    • Effective use of learning objectives and success criteria Tip 3: Separate the learning objective from the context • Examples: ▫ We are learning to recognise how our lungs work becomes:  LO: We are learning to recognise how the body takes in oxygen and removes carbon dioxide  Context: How the lungs work ▫ We are learning to paint the sea becomes:  LO: We are learning to employ colours to create an effective painting  Context: The sea
    • Break
    • Stems for writing success criteria What is the evidence that will demonstrate that the students have achieved the objectives? This can be accomplished by using stems such as:  What I am looking for is ……  What I expect from every one is……  To be successful you ………  Remember to…… Or by clarifying what is expected through the use of questioning:  To produce a good …….what do you need to do?  How will you make sure that….?  What do we already know that would help ….?
    • Differences in literacy and maths success criteria Recipe analogy - “making a cake” • Literacy – the ingredients that need to go into the cake • Maths – the method used to make the cake
    • Literacy = Ingredients Learning objective We are learning to … Write a story starter What will you need to do to achieve this? Success criteria Remember to :  describe the setting  describe the characters  explain the problem  use powerful adjectives
    • Maths = method Learning objective We are learning to … use a number line to divide (whole numbers without remainders) What will you need to do to achieve this? Success criteria Remember to: Draw a number line  Start from 0 and jump in steps of the number you are dividing by  Stop jumping when you reach the target number  Count how many jumps you did
    • Effective use of learning objectives and success criteria Tip 5...but avoid simply repeating the learning objective in the success criteria • Poor example: ▫ LO: To know what an angle is ▫ SC: We can recognise an angle ▫ Task: re-write this success criteria
    • Golden Rules  WALTs: few in number / not too long  WALTs: Precise and be about what is being learnt!  Both: Written from a pupil’s perspective in language that pupils can understand  Differentiated where possible: Bloom’s taxonomy  used to plan learning activities  Referred to explicitly in the plenary
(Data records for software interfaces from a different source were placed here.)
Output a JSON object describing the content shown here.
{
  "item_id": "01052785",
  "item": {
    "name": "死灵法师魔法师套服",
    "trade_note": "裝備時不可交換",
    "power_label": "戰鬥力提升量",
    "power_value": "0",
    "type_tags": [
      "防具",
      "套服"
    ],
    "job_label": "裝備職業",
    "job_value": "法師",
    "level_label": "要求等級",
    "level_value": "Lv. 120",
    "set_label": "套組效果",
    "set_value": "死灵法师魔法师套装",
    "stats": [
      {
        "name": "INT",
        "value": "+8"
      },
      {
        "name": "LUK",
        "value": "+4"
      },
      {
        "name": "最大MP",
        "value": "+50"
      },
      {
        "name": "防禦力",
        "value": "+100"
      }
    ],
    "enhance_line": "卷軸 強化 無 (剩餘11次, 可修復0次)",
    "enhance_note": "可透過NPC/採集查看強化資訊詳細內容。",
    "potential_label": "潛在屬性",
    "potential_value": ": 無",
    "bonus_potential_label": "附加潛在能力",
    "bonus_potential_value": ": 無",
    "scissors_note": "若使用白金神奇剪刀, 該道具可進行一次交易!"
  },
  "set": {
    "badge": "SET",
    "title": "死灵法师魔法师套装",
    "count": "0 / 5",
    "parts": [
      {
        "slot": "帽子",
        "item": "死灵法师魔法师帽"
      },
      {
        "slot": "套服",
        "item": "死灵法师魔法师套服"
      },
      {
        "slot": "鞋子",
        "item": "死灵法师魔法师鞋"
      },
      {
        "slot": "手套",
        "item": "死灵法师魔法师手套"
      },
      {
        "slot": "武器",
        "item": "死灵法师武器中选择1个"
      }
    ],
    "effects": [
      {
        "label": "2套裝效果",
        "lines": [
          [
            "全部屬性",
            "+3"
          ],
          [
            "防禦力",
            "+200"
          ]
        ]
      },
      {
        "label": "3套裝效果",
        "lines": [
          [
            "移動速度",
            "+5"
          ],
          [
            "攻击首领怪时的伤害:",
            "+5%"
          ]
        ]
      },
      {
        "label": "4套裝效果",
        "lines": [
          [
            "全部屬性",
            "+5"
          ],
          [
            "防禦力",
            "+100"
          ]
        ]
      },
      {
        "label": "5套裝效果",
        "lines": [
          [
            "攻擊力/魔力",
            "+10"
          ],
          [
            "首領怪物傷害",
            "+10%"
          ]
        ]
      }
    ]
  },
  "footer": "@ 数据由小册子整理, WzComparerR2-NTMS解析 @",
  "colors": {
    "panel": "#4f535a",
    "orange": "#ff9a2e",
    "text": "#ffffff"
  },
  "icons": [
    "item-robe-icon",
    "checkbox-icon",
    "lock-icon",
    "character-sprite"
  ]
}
    • • Focuses on a specific aspect of learning and does not just describe an activity • Includes an specific verb other than ‘to know….’ or ‘to understand….’ • Is accessible and understood by the learners • Is precise and concise • It is measurable – this is really important!